# Action item:
Copy each line of the records that contains the word "JSON".

# Exercise input:

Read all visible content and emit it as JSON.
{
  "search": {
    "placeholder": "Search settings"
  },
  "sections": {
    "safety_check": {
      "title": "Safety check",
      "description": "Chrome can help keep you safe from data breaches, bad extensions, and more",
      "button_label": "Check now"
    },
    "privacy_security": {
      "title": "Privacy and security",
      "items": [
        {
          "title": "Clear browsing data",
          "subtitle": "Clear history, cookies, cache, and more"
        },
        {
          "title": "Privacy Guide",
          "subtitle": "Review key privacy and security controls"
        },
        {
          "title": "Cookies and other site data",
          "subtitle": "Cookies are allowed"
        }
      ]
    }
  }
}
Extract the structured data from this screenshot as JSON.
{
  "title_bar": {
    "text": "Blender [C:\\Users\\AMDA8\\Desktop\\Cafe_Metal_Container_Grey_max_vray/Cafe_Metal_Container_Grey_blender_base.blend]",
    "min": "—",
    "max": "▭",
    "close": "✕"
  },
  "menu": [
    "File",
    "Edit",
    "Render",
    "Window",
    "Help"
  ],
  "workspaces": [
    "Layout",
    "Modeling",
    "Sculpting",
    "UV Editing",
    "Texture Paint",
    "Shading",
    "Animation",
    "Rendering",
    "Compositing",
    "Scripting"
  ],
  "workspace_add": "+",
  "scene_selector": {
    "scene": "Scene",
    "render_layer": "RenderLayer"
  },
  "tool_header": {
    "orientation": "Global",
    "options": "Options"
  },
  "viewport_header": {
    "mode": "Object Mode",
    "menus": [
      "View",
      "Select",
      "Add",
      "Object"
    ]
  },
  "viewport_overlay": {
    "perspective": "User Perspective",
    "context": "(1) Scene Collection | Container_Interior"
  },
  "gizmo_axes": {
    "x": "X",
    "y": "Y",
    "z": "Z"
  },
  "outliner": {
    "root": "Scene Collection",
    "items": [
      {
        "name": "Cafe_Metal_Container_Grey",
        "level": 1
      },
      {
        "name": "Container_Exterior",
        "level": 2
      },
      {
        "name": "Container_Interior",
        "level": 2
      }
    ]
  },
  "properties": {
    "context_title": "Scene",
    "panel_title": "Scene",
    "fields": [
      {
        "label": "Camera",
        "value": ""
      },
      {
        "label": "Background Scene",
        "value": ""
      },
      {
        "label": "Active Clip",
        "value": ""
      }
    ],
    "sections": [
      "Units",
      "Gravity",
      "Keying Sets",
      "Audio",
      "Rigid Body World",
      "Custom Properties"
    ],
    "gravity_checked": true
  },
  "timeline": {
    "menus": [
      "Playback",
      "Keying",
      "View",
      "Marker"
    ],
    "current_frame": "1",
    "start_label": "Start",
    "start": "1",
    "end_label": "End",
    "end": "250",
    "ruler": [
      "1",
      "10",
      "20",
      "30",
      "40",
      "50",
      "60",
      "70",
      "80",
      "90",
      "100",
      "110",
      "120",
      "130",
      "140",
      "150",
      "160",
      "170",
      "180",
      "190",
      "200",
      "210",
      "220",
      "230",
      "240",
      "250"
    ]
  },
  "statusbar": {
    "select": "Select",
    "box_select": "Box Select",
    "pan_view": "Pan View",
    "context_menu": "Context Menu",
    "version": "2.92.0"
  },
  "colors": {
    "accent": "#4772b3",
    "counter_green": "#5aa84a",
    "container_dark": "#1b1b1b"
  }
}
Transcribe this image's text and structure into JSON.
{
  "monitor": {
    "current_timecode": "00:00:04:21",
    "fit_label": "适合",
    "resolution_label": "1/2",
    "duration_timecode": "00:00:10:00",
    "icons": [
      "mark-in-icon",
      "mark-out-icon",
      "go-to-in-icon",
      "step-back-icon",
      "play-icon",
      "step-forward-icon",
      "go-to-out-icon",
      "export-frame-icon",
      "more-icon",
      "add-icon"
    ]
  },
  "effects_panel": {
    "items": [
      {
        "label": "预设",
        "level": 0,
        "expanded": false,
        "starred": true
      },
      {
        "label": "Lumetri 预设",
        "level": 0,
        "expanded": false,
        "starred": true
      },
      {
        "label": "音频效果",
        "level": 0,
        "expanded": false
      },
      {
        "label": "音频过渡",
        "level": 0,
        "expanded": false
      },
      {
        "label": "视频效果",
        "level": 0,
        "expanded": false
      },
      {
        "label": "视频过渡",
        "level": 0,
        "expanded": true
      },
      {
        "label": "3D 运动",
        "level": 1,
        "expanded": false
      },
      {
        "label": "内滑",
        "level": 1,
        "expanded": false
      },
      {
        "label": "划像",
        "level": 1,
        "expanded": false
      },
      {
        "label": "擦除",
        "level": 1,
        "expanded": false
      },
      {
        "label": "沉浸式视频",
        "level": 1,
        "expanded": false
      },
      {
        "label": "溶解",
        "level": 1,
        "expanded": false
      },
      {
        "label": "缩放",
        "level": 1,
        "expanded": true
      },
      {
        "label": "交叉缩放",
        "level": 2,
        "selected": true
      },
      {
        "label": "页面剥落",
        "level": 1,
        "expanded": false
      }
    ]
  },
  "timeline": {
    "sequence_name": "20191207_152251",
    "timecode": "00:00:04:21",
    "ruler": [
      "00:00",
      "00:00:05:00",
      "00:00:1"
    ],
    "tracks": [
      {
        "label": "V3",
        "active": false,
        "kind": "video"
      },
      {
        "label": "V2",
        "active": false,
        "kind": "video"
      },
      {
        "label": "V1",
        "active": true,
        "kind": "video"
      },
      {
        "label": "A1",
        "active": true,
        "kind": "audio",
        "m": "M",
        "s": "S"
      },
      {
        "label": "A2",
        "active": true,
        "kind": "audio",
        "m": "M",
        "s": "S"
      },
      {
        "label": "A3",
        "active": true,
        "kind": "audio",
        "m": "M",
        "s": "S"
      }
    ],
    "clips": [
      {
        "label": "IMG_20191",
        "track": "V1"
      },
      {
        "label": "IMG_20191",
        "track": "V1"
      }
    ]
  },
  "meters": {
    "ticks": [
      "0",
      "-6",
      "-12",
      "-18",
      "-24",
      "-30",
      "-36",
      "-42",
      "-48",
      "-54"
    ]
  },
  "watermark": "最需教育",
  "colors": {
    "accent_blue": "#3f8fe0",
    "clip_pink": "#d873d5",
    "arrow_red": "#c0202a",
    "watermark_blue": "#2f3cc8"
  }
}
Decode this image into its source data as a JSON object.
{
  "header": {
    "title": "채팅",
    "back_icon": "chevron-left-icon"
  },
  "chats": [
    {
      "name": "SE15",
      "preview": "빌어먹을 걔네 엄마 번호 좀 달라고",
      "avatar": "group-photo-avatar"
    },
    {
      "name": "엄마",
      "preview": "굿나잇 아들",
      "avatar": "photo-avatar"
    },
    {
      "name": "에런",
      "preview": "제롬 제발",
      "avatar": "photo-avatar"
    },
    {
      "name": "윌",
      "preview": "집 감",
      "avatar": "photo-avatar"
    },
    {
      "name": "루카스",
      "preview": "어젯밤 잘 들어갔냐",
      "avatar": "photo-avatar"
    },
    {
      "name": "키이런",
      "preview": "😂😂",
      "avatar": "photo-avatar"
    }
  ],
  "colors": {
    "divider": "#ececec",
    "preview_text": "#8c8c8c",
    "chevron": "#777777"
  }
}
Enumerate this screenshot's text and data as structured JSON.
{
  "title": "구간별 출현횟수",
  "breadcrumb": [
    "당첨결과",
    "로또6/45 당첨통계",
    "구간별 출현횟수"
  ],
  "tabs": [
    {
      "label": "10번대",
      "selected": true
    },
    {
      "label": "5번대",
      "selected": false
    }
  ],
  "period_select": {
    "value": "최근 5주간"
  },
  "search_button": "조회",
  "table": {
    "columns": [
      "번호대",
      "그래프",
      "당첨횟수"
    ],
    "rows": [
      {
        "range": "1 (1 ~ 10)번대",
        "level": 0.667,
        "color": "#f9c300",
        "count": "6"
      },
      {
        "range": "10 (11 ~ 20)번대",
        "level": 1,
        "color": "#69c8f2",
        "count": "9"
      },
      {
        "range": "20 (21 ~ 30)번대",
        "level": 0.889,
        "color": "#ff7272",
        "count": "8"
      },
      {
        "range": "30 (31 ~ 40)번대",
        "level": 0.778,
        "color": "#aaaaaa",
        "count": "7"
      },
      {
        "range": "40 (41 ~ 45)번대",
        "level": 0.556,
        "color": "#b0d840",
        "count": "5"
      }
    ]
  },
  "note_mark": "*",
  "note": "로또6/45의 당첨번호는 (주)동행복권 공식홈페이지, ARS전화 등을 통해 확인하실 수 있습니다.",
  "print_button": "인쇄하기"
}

# Task result:
Read all visible content and emit it as JSON.
Extract the structured data from this screenshot as JSON.
Transcribe this image's text and structure into JSON.
Decode this image into its source data as a JSON object.
Enumerate this screenshot's text and data as structured JSON.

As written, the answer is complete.